[Entries from a dataset of interfaces]
══════════════════════════════

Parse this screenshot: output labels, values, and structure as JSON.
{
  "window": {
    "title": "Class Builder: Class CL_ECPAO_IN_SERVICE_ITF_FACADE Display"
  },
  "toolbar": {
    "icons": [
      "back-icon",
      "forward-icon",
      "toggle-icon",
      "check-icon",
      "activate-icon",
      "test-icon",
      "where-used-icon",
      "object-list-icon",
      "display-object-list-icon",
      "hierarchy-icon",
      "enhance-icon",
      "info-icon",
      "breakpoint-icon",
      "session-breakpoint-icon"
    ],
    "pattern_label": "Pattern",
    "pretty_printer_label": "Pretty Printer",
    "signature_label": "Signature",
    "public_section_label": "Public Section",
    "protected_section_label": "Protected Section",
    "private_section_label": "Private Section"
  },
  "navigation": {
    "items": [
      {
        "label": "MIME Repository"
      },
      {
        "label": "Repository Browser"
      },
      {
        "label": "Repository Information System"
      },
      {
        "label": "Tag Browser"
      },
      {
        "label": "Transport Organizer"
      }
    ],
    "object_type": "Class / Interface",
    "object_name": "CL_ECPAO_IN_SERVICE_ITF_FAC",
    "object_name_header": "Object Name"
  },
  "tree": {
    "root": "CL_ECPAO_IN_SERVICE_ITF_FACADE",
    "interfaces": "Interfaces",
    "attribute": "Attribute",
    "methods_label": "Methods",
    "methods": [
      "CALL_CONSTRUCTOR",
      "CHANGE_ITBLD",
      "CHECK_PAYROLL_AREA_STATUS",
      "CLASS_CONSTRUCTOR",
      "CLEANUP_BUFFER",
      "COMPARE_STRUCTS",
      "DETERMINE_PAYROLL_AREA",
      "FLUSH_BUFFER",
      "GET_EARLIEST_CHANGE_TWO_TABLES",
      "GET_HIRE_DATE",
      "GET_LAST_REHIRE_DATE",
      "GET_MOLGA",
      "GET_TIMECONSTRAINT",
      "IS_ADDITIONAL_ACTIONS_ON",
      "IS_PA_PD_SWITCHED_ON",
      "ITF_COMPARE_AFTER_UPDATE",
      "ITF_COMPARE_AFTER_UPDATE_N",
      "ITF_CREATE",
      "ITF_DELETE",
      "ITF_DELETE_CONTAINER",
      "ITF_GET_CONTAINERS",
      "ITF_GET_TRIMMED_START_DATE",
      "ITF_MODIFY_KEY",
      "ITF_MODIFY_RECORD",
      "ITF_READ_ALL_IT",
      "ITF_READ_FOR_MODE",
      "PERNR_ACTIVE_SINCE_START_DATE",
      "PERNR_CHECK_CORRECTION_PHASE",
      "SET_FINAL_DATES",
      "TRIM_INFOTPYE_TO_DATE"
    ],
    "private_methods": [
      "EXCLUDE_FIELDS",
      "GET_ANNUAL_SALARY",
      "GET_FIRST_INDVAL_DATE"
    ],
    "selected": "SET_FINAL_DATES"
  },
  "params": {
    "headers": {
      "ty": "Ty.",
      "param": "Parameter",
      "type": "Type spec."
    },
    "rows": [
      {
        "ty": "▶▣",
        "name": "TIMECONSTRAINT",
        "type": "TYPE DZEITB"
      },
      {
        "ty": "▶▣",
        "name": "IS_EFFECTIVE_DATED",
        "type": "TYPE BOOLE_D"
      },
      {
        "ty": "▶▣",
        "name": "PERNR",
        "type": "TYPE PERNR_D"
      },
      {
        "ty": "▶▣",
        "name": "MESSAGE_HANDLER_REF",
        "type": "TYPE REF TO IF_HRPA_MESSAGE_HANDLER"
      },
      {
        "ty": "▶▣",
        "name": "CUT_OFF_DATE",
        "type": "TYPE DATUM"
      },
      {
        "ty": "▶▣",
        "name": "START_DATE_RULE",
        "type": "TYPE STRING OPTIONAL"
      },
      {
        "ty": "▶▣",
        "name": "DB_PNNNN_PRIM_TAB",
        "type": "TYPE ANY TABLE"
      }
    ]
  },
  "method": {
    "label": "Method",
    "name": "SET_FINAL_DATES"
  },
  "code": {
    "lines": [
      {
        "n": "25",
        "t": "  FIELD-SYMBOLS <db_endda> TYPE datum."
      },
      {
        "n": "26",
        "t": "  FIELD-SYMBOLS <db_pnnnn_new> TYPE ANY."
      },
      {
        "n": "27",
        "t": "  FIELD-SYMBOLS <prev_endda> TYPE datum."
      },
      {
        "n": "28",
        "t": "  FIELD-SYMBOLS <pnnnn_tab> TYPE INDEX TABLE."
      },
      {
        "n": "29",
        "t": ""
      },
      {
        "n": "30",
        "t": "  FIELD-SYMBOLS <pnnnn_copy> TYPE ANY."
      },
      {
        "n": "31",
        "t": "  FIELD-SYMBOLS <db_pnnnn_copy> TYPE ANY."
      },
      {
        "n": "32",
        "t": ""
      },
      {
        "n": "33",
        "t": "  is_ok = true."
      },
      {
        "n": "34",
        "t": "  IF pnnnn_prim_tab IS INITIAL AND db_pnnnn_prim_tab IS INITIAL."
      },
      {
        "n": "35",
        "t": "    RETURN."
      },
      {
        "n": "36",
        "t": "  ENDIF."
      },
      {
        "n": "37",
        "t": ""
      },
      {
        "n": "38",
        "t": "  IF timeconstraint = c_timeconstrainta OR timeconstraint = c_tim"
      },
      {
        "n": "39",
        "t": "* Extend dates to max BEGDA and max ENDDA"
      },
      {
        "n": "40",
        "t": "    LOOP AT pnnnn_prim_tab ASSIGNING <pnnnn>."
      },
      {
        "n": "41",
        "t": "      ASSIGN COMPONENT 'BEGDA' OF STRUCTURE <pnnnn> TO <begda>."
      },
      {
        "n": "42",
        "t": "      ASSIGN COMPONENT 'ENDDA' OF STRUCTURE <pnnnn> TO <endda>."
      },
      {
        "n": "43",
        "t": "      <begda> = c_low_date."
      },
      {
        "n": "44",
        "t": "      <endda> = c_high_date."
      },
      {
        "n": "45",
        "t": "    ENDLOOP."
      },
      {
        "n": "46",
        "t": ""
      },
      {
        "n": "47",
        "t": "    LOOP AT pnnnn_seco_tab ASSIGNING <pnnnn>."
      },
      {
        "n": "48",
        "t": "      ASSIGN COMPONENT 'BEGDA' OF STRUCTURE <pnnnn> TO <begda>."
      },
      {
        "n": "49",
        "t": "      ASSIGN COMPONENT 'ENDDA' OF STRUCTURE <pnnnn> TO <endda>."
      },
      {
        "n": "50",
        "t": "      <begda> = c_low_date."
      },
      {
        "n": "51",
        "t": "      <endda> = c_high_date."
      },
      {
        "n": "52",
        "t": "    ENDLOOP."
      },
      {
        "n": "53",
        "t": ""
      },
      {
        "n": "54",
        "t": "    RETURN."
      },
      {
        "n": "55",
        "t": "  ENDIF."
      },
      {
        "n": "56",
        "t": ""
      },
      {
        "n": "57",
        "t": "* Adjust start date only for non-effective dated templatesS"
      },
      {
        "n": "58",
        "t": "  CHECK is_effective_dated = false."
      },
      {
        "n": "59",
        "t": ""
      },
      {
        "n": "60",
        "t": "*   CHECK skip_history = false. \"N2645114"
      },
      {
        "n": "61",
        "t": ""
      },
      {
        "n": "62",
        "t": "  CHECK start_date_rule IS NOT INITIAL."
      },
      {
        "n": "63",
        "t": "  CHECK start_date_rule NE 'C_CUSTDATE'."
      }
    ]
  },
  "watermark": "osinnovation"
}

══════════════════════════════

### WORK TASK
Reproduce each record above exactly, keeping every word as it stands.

### TASK OUTPUT
Parse this screenshot: output labels, values, and structure as JSON.
{
  "window": {
    "title": "Class Builder: Class CL_ECPAO_IN_SERVICE_ITF_FACADE Display"
  },
  "toolbar": {
    "icons": [
      "back-icon",
      "forward-icon",
      "toggle-icon",
      "check-icon",
      "activate-icon",
      "test-icon",
      "where-used-icon",
      "object-list-icon",
      "display-object-list-icon",
      "hierarchy-icon",
      "enhance-icon",
      "info-icon",
      "breakpoint-icon",
      "session-breakpoint-icon"
    ],
    "pattern_label": "Pattern",
    "pretty_printer_label": "Pretty Printer",
    "signature_label": "Signature",
    "public_section_label": "Public Section",
    "protected_section_label": "Protected Section",
    "private_section_label": "Private Section"
  },
  "navigation": {
    "items": [
      {
        "label": "MIME Repository"
      },
      {
        "label": "Repository Browser"
      },
      {
        "label": "Repository Information System"
      },
      {
        "label": "Tag Browser"
      },
      {
        "label": "Transport Organizer"
      }
    ],
    "object_type": "Class / Interface",
    "object_name": "CL_ECPAO_IN_SERVICE_ITF_FAC",
    "object_name_header": "Object Name"
  },
  "tree": {
    "root": "CL_ECPAO_IN_SERVICE_ITF_FACADE",
    "interfaces": "Interfaces",
    "attribute": "Attribute",
    "methods_label": "Methods",
    "methods": [
      "CALL_CONSTRUCTOR",
      "CHANGE_ITBLD",
      "CHECK_PAYROLL_AREA_STATUS",
      "CLASS_CONSTRUCTOR",
      "CLEANUP_BUFFER",
      "COMPARE_STRUCTS",
      "DETERMINE_PAYROLL_AREA",
      "FLUSH_BUFFER",
      "GET_EARLIEST_CHANGE_TWO_TABLES",
      "GET_HIRE_DATE",
      "GET_LAST_REHIRE_DATE",
      "GET_MOLGA",
      "GET_TIMECONSTRAINT",
      "IS_ADDITIONAL_ACTIONS_ON",
      "IS_PA_PD_SWITCHED_ON",
      "ITF_COMPARE_AFTER_UPDATE",
      "ITF_COMPARE_AFTER_UPDATE_N",
      "ITF_CREATE",
      "ITF_DELETE",
      "ITF_DELETE_CONTAINER",
      "ITF_GET_CONTAINERS",
      "ITF_GET_TRIMMED_START_DATE",
      "ITF_MODIFY_KEY",
      "ITF_MODIFY_RECORD",
      "ITF_READ_ALL_IT",
      "ITF_READ_FOR_MODE",
      "PERNR_ACTIVE_SINCE_START_DATE",
      "PERNR_CHECK_CORRECTION_PHASE",
      "SET_FINAL_DATES",
      "TRIM_INFOTPYE_TO_DATE"
    ],
    "private_methods": [
      "EXCLUDE_FIELDS",
      "GET_ANNUAL_SALARY",
      "GET_FIRST_INDVAL_DATE"
    ],
    "selected": "SET_FINAL_DATES"
  },
  "params": {
    "headers": {
      "ty": "Ty.",
      "param": "Parameter",
      "type": "Type spec."
    },
    "rows": [
      {
        "ty": "▶▣",
        "name": "TIMECONSTRAINT",
        "type": "TYPE DZEITB"
      },
      {
        "ty": "▶▣",
        "name": "IS_EFFECTIVE_DATED",
        "type": "TYPE BOOLE_D"
      },
      {
        "ty": "▶▣",
        "name": "PERNR",
        "type": "TYPE PERNR_D"
      },
      {
        "ty": "▶▣",
        "name": "MESSAGE_HANDLER_REF",
        "type": "TYPE REF TO IF_HRPA_MESSAGE_HANDLER"
      },
      {
        "ty": "▶▣",
        "name": "CUT_OFF_DATE",
        "type": "TYPE DATUM"
      },
      {
        "ty": "▶▣",
        "name": "START_DATE_RULE",
        "type": "TYPE STRING OPTIONAL"
      },
      {
        "ty": "▶▣",
        "name": "DB_PNNNN_PRIM_TAB",
        "type": "TYPE ANY TABLE"
      }
    ]
  },
  "method": {
    "label": "Method",
    "name": "SET_FINAL_DATES"
  },
  "code": {
    "lines": [
      {
        "n": "25",
        "t": "  FIELD-SYMBOLS <db_endda> TYPE datum."
      },
      {
        "n": "26",
        "t": "  FIELD-SYMBOLS <db_pnnnn_new> TYPE ANY."
      },
      {
        "n": "27",
        "t": "  FIELD-SYMBOLS <prev_endda> TYPE datum."
      },
      {
        "n": "28",
        "t": "  FIELD-SYMBOLS <pnnnn_tab> TYPE INDEX TABLE."
      },
      {
        "n": "29",
        "t": ""
      },
      {
        "n": "30",
        "t": "  FIELD-SYMBOLS <pnnnn_copy> TYPE ANY."
      },
      {
        "n": "31",
        "t": "  FIELD-SYMBOLS <db_pnnnn_copy> TYPE ANY."
      },
      {
        "n": "32",
        "t": ""
      },
      {
        "n": "33",
        "t": "  is_ok = true."
      },
      {
        "n": "34",
        "t": "  IF pnnnn_prim_tab IS INITIAL AND db_pnnnn_prim_tab IS INITIAL."
      },
      {
        "n": "35",
        "t": "    RETURN."
      },
      {
        "n": "36",
        "t": "  ENDIF."
      },
      {
        "n": "37",
        "t": ""
      },
      {
        "n": "38",
        "t": "  IF timeconstraint = c_timeconstrainta OR timeconstraint = c_tim"
      },
      {
        "n": "39",
        "t": "* Extend dates to max BEGDA and max ENDDA"
      },
      {
        "n": "40",
        "t": "    LOOP AT pnnnn_prim_tab ASSIGNING <pnnnn>."
      },
      {
        "n": "41",
        "t": "      ASSIGN COMPONENT 'BEGDA' OF STRUCTURE <pnnnn> TO <begda>."
      },
      {
        "n": "42",
        "t": "      ASSIGN COMPONENT 'ENDDA' OF STRUCTURE <pnnnn> TO <endda>."
      },
      {
        "n": "43",
        "t": "      <begda> = c_low_date."
      },
      {
        "n": "44",
        "t": "      <endda> = c_high_date."
      },
      {
        "n": "45",
        "t": "    ENDLOOP."
      },
      {
        "n": "46",
        "t": ""
      },
      {
        "n": "47",
        "t": "    LOOP AT pnnnn_seco_tab ASSIGNING <pnnnn>."
      },
      {
        "n": "48",
        "t": "      ASSIGN COMPONENT 'BEGDA' OF STRUCTURE <pnnnn> TO <begda>."
      },
      {
        "n": "49",
        "t": "      ASSIGN COMPONENT 'ENDDA' OF STRUCTURE <pnnnn> TO <endda>."
      },
      {
        "n": "50",
        "t": "      <begda> = c_low_date."
      },
      {
        "n": "51",
        "t": "      <endda> = c_high_date."
      },
      {
        "n": "52",
        "t": "    ENDLOOP."
      },
      {
        "n": "53",
        "t": ""
      },
      {
        "n": "54",
        "t": "    RETURN."
      },
      {
        "n": "55",
        "t": "  ENDIF."
      },
      {
        "n": "56",
        "t": ""
      },
      {
        "n": "57",
        "t": "* Adjust start date only for non-effective dated templatesS"
      },
      {
        "n": "58",
        "t": "  CHECK is_effective_dated = false."
      },
      {
        "n": "59",
        "t": ""
      },
      {
        "n": "60",
        "t": "*   CHECK skip_history = false. \"N2645114"
      },
      {
        "n": "61",
        "t": ""
      },
      {
        "n": "62",
        "t": "  CHECK start_date_rule IS NOT INITIAL."
      },
      {
        "n": "63",
        "t": "  CHECK start_date_rule NE 'C_CUSTDATE'."
      }
    ]
  },
  "watermark": "osinnovation"
}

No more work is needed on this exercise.